** Goal of the exercise **
Whenever a line in the data holds the string "bord", copy that line.

** Task inputs **

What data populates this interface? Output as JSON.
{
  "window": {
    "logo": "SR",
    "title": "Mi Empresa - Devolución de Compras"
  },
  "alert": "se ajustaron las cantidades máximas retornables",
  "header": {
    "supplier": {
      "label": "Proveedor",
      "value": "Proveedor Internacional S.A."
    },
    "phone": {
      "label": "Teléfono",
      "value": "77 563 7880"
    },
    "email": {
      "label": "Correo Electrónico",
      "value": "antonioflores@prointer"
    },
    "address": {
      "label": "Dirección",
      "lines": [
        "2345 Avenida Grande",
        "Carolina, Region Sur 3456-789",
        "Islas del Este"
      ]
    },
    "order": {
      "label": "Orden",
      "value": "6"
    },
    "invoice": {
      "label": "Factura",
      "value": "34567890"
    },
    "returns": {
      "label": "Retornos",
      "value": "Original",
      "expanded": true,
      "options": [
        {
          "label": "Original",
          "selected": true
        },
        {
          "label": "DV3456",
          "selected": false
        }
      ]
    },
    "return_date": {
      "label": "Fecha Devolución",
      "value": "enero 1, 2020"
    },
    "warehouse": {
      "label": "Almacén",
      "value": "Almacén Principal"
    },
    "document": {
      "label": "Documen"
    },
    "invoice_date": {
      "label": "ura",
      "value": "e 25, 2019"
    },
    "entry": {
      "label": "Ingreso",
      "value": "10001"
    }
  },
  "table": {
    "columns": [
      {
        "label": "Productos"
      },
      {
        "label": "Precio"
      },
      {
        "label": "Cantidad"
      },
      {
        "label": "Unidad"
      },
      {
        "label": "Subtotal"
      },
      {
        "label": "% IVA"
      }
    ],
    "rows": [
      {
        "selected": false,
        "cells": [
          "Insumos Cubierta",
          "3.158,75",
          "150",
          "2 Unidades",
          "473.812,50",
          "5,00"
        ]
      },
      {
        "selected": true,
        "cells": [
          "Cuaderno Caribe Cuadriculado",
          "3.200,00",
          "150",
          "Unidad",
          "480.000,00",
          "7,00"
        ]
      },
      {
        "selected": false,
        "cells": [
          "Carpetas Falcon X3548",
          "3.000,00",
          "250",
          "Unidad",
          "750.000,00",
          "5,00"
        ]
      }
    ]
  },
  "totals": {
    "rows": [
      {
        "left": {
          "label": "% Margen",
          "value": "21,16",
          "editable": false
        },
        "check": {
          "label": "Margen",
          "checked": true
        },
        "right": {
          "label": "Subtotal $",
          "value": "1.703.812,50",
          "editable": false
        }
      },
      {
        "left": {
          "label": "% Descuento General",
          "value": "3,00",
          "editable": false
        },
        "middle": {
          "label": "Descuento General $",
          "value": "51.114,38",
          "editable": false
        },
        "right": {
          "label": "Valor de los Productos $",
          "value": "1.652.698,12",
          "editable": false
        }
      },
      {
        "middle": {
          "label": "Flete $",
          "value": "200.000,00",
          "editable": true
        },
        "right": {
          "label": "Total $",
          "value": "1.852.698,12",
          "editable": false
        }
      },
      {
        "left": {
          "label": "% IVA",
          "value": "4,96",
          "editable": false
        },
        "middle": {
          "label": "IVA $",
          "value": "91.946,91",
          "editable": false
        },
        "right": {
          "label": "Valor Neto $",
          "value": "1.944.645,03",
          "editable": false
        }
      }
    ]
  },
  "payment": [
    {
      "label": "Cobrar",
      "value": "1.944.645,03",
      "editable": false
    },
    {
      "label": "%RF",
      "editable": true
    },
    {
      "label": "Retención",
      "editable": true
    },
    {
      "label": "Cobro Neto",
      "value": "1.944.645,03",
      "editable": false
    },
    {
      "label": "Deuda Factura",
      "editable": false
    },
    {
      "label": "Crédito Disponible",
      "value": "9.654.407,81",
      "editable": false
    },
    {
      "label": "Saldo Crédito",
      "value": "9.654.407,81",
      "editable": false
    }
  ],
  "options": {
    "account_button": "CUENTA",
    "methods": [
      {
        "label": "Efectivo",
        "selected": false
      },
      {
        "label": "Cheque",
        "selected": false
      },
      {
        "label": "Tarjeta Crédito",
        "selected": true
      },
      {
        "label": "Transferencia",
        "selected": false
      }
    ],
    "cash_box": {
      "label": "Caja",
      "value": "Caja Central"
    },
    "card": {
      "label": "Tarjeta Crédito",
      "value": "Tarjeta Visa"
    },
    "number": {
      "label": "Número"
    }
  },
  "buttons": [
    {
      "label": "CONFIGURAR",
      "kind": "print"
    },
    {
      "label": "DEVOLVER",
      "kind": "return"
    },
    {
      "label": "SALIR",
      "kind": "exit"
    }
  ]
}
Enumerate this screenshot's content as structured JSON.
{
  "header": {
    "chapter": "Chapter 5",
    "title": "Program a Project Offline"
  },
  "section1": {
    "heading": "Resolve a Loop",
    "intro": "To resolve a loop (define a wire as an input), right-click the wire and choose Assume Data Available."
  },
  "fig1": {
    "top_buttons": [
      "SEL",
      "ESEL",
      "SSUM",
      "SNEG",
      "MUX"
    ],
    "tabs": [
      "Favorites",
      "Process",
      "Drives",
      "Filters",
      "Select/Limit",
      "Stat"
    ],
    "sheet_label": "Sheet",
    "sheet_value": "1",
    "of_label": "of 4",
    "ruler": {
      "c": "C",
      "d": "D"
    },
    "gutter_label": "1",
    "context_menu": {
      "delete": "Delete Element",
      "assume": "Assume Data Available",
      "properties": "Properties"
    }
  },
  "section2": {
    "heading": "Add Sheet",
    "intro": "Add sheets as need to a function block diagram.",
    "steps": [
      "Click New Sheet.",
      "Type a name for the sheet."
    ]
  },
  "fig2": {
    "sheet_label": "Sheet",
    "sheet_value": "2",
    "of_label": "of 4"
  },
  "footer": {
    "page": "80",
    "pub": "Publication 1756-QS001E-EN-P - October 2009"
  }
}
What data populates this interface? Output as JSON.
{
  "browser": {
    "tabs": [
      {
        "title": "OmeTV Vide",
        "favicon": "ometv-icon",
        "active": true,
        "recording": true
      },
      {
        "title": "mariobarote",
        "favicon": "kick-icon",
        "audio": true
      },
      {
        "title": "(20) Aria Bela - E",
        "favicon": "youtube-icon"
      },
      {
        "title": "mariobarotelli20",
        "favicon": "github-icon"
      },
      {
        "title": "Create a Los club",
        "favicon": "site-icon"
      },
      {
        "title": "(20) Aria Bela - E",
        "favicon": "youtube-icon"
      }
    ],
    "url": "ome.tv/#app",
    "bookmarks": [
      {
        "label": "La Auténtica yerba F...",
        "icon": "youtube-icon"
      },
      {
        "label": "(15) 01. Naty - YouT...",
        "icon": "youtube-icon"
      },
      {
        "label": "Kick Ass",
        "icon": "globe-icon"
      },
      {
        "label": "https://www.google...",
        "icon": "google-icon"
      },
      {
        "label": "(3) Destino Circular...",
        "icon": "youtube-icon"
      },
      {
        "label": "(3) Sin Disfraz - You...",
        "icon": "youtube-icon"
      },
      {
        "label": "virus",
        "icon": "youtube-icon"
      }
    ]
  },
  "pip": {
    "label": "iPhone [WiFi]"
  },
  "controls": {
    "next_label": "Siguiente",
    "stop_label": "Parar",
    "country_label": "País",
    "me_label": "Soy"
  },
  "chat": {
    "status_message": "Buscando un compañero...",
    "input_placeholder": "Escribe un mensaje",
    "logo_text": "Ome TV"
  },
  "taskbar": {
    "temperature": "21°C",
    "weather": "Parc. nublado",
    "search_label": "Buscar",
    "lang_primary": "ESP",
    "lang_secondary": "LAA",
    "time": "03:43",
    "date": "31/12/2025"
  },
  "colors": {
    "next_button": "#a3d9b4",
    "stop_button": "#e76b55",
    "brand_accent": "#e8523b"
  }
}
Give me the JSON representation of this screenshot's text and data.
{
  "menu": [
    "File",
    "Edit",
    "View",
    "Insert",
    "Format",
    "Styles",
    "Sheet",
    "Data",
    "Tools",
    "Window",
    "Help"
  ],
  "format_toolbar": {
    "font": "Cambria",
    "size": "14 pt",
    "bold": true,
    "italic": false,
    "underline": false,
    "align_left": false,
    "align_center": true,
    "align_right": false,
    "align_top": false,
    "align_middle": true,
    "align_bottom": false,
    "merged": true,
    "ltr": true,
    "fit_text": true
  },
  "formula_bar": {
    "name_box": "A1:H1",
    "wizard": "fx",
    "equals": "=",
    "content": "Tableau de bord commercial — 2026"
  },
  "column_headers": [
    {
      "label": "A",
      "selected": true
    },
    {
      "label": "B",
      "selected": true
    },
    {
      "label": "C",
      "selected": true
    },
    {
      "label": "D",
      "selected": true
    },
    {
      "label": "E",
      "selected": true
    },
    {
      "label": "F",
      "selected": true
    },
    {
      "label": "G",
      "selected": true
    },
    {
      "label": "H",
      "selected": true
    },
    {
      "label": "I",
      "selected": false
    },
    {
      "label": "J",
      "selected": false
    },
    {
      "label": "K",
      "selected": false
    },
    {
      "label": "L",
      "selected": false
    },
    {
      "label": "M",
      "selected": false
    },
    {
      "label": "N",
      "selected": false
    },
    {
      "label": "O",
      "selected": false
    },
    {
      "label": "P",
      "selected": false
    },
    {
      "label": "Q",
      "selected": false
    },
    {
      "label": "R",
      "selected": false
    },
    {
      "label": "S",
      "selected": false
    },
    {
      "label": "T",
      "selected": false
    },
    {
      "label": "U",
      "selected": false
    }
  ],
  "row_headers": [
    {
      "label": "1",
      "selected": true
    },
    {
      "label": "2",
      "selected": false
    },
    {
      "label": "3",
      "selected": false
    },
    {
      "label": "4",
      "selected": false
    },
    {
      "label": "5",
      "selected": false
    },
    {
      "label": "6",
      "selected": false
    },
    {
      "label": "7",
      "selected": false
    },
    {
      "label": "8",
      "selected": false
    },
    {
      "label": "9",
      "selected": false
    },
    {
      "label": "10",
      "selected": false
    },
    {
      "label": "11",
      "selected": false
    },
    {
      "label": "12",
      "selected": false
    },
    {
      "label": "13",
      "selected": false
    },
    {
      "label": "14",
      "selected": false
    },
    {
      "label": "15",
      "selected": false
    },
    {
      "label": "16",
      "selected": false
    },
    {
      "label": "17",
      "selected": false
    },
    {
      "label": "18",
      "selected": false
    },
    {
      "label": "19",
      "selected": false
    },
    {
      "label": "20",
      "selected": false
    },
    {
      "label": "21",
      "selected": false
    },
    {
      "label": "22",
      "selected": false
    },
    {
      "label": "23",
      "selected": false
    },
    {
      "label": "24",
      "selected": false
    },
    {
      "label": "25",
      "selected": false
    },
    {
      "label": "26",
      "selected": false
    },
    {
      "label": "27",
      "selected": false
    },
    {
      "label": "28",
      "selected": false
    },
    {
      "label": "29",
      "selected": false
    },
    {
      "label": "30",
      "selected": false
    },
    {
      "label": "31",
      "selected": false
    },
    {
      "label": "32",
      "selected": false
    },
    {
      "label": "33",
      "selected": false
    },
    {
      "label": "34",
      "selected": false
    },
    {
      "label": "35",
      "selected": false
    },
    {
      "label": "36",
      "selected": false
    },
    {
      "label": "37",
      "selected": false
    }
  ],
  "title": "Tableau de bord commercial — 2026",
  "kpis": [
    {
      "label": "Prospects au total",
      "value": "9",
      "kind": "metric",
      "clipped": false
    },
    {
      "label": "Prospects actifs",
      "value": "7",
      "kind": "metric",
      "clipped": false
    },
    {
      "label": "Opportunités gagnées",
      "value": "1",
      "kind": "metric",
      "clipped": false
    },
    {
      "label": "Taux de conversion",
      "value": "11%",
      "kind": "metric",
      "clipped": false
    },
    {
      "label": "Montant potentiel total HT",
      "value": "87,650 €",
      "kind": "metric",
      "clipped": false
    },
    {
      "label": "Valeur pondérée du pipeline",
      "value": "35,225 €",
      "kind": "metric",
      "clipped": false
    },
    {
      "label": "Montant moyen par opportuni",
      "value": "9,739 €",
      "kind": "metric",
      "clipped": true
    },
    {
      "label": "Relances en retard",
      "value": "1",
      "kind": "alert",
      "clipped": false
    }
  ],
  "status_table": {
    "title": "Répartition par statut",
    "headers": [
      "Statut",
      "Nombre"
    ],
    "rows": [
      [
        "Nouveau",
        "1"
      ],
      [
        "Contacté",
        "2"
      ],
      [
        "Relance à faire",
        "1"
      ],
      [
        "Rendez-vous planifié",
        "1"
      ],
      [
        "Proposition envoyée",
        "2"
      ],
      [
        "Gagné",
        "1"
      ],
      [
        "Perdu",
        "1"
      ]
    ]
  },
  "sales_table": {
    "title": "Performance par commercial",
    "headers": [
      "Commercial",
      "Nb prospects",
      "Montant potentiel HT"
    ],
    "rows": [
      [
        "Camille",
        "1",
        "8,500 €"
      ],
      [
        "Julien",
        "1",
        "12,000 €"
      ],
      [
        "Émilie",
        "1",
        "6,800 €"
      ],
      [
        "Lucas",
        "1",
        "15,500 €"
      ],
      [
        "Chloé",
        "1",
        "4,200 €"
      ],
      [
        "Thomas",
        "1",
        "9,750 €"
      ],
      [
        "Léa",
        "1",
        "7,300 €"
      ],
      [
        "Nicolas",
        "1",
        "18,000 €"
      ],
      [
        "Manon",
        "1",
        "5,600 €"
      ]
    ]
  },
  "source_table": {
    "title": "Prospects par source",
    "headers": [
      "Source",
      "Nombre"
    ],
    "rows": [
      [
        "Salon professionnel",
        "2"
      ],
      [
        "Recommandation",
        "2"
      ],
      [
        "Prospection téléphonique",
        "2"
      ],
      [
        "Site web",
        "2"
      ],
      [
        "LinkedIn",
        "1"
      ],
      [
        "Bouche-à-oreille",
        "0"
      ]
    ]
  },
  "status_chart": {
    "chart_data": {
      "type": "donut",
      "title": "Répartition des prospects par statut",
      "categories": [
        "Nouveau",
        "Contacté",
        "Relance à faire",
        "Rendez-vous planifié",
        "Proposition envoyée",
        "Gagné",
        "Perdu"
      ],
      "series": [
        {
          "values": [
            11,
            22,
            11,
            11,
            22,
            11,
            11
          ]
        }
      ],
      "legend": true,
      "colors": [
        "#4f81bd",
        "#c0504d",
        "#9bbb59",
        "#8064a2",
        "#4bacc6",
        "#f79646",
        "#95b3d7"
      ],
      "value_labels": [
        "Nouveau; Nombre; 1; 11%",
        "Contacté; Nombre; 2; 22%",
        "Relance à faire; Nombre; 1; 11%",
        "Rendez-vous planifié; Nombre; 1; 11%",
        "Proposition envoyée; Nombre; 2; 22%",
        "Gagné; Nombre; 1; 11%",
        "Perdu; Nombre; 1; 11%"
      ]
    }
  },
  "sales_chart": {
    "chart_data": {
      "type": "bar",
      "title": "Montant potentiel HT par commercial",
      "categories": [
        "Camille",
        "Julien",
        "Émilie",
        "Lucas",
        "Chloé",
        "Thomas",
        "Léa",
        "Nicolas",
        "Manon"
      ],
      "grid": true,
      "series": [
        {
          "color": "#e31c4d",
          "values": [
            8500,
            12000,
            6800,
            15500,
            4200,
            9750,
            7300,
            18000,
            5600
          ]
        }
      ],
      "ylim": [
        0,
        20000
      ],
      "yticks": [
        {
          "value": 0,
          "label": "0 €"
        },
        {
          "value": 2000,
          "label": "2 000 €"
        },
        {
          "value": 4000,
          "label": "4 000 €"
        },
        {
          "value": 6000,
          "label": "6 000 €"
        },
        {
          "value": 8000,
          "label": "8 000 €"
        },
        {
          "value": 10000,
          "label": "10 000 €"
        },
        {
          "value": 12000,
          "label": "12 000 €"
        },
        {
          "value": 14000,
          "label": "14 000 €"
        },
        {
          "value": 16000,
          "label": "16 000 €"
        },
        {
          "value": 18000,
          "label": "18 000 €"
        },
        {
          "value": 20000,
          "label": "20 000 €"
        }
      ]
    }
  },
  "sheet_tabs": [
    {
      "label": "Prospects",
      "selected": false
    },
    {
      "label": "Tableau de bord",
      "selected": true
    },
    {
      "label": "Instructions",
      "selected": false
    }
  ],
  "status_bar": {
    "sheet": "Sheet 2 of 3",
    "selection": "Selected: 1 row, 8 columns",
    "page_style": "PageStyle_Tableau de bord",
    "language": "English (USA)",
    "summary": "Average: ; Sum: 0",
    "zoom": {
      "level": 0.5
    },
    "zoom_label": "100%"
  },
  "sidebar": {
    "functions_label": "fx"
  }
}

** Task output **
    "content": "Tableau de bord commercial — 2026"
  "title": "Tableau de bord commercial — 2026",
      "label": "Tableau de bord",
    "page_style": "PageStyle_Tableau de bord",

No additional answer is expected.